There are a couple of other differences in the Editor-only version that are related to the lack of an Organizer. For example, the Editor-only version has no welcome screen, nor does it have photo sharing options that are run from the Organizer in the Standard version. So if I go over to the column on the right and I click on Share, the only option I have is to burn CDs and DVDs, whereas in the Standard version, I would have photo-sharing options like sharing photos by email, sharing in online albums, sharing to Facebook and other social media sites, and ordering commercially printed photos.
This Editor-only version also has no Adobe Photo Downloader to help you get photos off of your camera and into your computer. So if you choose the Editor-only version, you will have to use some other method of getting photos out of your camera, like dragging photos off your memory card into your operating system, or maybe using iPhoto's downloading features. Another difference between the Standard and the Editor-only version is the way that you will open files. In the Standard version, I recommend that you start in the Organizer, use its search features and its visual features to find your photos, and then open your photos from the Organizer into the Editor.

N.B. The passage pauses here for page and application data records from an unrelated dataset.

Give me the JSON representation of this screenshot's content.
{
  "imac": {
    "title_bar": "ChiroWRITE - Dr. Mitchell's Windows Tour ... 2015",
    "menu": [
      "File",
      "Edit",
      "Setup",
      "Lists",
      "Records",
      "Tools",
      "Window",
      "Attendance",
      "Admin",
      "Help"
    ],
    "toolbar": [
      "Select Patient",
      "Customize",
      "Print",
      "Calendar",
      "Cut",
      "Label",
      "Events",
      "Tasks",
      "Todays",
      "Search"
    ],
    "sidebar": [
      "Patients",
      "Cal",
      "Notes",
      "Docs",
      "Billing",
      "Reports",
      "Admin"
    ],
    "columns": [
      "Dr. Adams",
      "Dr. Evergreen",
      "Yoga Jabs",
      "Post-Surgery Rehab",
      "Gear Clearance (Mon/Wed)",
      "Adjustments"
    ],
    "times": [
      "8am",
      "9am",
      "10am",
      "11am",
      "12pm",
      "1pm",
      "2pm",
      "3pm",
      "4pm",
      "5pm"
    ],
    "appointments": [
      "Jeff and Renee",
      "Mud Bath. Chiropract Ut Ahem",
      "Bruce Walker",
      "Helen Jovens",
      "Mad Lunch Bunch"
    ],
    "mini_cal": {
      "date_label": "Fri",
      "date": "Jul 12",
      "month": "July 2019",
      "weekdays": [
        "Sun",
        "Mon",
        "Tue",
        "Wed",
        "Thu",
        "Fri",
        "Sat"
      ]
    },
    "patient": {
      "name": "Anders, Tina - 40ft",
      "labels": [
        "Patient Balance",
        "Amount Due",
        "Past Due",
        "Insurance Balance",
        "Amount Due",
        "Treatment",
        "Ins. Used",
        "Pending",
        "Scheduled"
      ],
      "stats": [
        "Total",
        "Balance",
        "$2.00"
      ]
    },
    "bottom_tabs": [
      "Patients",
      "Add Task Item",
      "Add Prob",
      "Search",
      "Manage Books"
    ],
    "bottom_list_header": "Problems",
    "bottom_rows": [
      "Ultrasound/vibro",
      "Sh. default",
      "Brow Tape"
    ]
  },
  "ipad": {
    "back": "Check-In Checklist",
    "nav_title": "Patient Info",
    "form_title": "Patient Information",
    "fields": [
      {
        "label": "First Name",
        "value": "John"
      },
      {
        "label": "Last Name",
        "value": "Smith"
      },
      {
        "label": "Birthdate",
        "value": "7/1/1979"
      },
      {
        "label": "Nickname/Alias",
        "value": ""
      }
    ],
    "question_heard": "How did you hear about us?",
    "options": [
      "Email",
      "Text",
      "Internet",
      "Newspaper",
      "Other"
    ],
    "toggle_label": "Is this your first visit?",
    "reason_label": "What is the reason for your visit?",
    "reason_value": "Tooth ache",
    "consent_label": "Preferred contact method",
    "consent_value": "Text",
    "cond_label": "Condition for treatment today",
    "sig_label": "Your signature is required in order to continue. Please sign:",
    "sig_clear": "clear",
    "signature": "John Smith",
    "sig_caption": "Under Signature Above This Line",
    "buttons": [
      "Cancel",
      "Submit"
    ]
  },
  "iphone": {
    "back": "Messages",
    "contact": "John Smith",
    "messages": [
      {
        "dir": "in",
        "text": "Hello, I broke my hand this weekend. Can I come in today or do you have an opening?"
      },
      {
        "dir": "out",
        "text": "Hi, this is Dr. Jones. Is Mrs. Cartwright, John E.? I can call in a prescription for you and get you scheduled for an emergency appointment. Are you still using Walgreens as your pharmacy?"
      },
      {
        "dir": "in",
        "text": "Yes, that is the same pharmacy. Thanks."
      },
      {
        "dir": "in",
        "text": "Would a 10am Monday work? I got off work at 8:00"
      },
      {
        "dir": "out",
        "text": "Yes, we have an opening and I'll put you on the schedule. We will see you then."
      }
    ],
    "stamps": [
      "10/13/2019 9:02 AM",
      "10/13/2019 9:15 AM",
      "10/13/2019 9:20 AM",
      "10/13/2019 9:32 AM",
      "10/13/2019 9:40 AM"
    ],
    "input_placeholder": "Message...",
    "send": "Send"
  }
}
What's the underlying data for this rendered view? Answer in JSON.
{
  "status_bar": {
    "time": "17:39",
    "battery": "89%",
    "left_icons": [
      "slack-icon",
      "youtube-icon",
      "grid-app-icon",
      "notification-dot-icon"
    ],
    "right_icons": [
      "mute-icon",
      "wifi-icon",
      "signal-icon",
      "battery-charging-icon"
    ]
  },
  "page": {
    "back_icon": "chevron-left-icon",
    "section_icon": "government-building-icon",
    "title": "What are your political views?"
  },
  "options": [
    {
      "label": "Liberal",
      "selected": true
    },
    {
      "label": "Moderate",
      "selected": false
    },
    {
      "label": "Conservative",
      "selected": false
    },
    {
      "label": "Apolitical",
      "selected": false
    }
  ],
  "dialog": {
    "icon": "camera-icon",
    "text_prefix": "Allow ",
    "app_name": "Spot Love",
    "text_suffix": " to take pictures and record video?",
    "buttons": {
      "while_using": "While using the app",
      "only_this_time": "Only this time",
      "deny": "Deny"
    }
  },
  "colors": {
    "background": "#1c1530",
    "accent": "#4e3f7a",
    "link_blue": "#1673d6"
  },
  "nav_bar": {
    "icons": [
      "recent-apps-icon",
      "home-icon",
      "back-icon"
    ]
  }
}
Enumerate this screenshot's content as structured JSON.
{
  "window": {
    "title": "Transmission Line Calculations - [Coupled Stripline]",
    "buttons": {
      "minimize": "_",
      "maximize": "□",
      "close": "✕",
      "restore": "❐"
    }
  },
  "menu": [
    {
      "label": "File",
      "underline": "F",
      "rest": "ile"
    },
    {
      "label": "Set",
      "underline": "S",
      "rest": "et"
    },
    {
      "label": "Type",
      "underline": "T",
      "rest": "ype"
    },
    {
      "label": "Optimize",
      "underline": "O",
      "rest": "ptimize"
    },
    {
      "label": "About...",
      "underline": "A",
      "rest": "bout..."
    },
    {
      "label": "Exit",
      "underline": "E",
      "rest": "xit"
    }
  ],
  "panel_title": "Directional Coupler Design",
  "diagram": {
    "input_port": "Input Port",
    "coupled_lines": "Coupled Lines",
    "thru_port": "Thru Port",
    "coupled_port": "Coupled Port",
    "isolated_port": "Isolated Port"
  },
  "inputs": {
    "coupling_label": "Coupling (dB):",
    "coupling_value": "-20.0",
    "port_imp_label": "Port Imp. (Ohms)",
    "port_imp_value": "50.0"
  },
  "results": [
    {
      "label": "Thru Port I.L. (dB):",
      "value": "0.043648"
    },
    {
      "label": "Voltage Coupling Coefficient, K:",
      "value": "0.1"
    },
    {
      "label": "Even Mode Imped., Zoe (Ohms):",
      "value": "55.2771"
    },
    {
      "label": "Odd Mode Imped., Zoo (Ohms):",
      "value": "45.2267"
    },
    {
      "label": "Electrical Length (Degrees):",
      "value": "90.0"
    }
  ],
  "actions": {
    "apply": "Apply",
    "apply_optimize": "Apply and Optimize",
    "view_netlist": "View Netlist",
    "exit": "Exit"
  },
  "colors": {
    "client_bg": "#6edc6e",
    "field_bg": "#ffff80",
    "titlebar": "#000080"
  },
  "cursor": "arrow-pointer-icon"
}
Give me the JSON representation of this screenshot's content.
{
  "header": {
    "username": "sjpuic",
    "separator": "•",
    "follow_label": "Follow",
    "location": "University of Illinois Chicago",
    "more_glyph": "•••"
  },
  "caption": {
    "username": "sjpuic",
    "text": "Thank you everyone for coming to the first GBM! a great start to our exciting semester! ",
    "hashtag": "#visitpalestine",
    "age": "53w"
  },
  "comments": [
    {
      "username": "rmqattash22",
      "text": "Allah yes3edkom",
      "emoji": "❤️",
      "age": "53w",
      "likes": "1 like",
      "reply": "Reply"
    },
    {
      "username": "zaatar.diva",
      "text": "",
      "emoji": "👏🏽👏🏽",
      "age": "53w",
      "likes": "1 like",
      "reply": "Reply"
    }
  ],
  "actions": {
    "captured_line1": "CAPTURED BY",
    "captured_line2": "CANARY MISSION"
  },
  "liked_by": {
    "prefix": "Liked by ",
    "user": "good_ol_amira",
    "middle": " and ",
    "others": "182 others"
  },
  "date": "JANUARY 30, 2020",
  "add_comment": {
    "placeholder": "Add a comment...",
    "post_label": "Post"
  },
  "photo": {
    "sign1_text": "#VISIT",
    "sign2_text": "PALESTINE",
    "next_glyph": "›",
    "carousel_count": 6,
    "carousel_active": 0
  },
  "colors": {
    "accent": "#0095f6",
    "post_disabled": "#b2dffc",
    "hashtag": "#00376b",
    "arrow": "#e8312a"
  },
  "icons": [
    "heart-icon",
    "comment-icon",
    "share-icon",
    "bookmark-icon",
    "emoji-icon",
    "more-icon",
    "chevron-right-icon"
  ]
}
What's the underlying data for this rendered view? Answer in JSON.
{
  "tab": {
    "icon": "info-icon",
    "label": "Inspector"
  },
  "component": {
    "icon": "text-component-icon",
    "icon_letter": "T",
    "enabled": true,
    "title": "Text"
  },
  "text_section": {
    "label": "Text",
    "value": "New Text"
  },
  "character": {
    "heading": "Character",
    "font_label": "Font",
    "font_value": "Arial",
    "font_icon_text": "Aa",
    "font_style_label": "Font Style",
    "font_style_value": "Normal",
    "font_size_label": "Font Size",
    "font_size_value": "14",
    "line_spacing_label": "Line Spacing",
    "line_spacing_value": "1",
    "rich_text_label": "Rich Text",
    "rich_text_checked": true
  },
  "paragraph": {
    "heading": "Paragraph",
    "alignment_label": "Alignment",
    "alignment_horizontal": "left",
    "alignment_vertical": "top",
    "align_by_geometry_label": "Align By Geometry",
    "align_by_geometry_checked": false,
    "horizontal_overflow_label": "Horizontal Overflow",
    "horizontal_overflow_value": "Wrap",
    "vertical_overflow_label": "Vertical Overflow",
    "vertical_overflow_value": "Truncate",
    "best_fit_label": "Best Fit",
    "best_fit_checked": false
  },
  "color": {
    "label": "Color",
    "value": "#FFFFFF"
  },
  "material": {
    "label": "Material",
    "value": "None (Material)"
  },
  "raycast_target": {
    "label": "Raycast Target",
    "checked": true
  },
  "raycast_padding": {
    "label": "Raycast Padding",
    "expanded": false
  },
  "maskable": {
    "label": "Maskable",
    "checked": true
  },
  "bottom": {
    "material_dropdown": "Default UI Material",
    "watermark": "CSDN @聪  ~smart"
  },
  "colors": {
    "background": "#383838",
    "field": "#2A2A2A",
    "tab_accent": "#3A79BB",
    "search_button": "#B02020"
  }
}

But here in the Editor-only version, the way to open files is to go up to the File menu at the top of the screen, choose Open, and then navigate to the place on your computer where you keep your photos, and then select them. I will click on this photo to select it. I will hold the Command key and I will click on another photo. And once those photos are selected, I will click Open, and that will open both, which you can see down here in a project bin, with one of the photos selected, and ready for editing. If I wanted to edit this, I would go over to the column on the right, click on the Edit tab, and then click on which of the photo-editing workspaces I wanted to work in.
A word about using this Editor-only version on a Mac to follow along with this course: if you are using the Editor-only version, you may want to skip all the chapters and movies that have Organizer in their titles, because they're just not relevant to your version of the program. But all the chapters on editing and making photo creations remain relevant to you. If you're using the Standard version on a Mac, everything you see me do in Windows in this course is relevant for you, with the exception of the few movies marked Windows Only. So Mac users, you have a choice to make.
If you want a program to help you organize your growing collection of digital photos or you depend on those extra sharing features like sharing by email directly from Elements, go ahead and get the Standard version. But if the main thing you want to do in Elements is edit your photos, you'll be fine with the Editor-only version that you can download from The Mac App Store.
There are currently no FAQs about Photoshop Elements 10 Essential Training.
Access exercise files from a button right under the course name.
Search within course videos and transcripts, and jump right to the results.
Remove icons showing you already watched videos if you want to start over.
Make the video wide, narrow, full-screen, or pop the player out of the page into its own window.
Click on text in the transcript to jump to that spot in the video. As the video plays, the relevant spot in the transcript will be highlighted.